The following is from Van Til’s response to Herman Dooyeweerd’s contribution to ‘Jerusalem and Athens’
I say, therefore, to those who ask about the Christian system somewhat as follows: “You, my friends, state and defend or reject what you call systems of reality and knowledge. Well, I too have a ‘system,’ but it is a different kind of system. It is neither a deductive nor an inductive system, in your sense of the term. Nor is it a combination of these two. My ‘system’ is not that of empiricism, of rationalism, of criticism, or of any of the other ‘systems’ you may read about in the ordinary texts on philosophy. Nor is my ‘system’ a synthesis between one of your systems with that of the Bible. My ‘system’ is attained by thinking upon all the aspects of reality in the light of the Christ of Scripture. I try to think God’s thoughts after him. That is to say, I try as a redeemed covenant-creature of the triune God to attain as much coherence as I, being finite and sinful, can between the facts of the universe. God’s revelation is clear, but it is clear just because it is God’s revelation and God is self-contained light. My ‘system’ is therefore an analogical reinterpretation of the truth that God has revealed about himself and his relation to man through Christ in Scripture. I construct my ‘system’ by means of a variety of gifts that God has created within me. Among these gifts is that of concept-formation.
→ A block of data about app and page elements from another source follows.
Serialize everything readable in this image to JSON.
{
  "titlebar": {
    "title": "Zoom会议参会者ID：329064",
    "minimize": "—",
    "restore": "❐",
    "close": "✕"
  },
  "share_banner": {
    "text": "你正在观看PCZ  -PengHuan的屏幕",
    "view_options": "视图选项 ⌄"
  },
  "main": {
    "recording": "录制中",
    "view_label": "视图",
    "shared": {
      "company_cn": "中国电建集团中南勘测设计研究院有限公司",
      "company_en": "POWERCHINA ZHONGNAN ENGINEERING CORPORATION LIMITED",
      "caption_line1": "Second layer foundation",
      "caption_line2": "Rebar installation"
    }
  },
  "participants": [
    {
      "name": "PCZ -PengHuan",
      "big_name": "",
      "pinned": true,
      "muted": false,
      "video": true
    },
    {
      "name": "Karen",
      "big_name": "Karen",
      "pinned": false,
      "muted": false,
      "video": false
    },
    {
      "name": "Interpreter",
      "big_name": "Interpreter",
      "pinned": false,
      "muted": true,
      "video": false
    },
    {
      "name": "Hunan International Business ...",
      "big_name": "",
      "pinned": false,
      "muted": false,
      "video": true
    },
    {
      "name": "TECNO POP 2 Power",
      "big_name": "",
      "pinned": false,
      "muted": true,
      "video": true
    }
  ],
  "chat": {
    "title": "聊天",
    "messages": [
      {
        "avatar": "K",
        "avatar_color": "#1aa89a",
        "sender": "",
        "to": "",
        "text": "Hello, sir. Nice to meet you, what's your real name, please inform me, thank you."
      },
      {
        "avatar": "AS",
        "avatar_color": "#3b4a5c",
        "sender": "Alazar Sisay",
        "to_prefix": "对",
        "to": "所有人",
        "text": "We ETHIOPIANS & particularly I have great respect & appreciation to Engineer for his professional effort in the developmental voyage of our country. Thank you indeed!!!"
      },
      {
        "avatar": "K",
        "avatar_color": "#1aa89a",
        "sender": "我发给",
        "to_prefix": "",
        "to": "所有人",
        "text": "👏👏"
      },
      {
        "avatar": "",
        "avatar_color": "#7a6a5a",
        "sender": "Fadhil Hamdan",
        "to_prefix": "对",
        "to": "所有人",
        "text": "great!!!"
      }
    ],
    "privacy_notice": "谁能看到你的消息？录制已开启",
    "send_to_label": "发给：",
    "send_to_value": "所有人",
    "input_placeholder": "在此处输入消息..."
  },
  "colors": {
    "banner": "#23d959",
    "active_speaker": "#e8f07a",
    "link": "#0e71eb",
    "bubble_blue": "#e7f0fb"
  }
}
– Cornelius Van Til, Jerusalem and Athens p.126
“Our wisdom in so far as it ought to be deemed true and solid wisdom, consists almost entirely of two parts: the knowledge of God and of ourselves. But as those are connected together by many ties, it is not easy to determine which of the two precedes, and gives birth to the other. For, in the first place, no man can survey himself without forthwith turning his thoughts toward God in whom he lives and moves; because it is perfectly obvious, that the endowments which we possess cannot possibly be from ourselves, nay, that our very being is nothing else than subsistence in God alone.” – (John Calvin, The Institutes of the Christian Religion. 1.1.1)
From this quotation, certain things are clear. Calvin never did start a chain of reasoning about man’s nature and destiny by taking man by himself. He did not start with man as with an ultimate starting point. Calvin did start with a general a priori position. His position is as radically opposed to that of Descartes as it is to that of Hume. Most apologetic writers who have come after Calvin have allowed themselves to be influenced unduly by Cartesian philosophy on this matter. Calvin recognized fully that if man is to have true knowledge of himself he must regard God as original and himself as derivative. He did not place God and man as correlatives next to one another, but he recognized from the outset two levels of existence and two levels of interpretation, on the one hand the divine and eternal, and on the other hand the human or temporal. To him it is perfectly obvious that the endowments that we possess are not of ourselves, but of God. Hence he says that “not a particle of light, or wisdom, or justice, or power, or rectitude, or genuine truth, will anywhere be found, which does not flow from him: and of which he is not the cause.”
– Cornelius Van Til, An Introduction to Systematic Theology p.156-157
It is customary on the part of some orthodox theologians to depreciate the objects of sensation as a source of knowledge. They have become deeply convinced of the scepticism involved in historical empiricism. They would therefore substitute an a priori approach for that of the empiricist, thinking that thus they represent biblical thought.
Two points may be mentioned with respect to this. In the first place, to flee to the arms of an apriorism from those of empiricism is in itself no help at all. It is only if an a priori is self-consciously based upon the conception of the ontological Trinity rather than upon the work of Plato or some other non-Christian philosopher that it can safeguard against scepticism. The a priori of any non-Christian thinker will eventually lead to empiricism. It can keep from doing so only if it keeps within the field of purely formal predication. In the second place, if we do place the ontological Trinity at the foundation of all our predication then there is no need to fear any scepticism through the avenue of sense. Sensation does “deceive us” but so does ratiocination. We have the means for their corruption in both cases. The one without the other is meaningless. Both give us true knowledge on the right presupposition; both lead to scepticism on the wrong presupposition.
– Cornelius Van Til, An Introduction to Systematic Theology p.123-124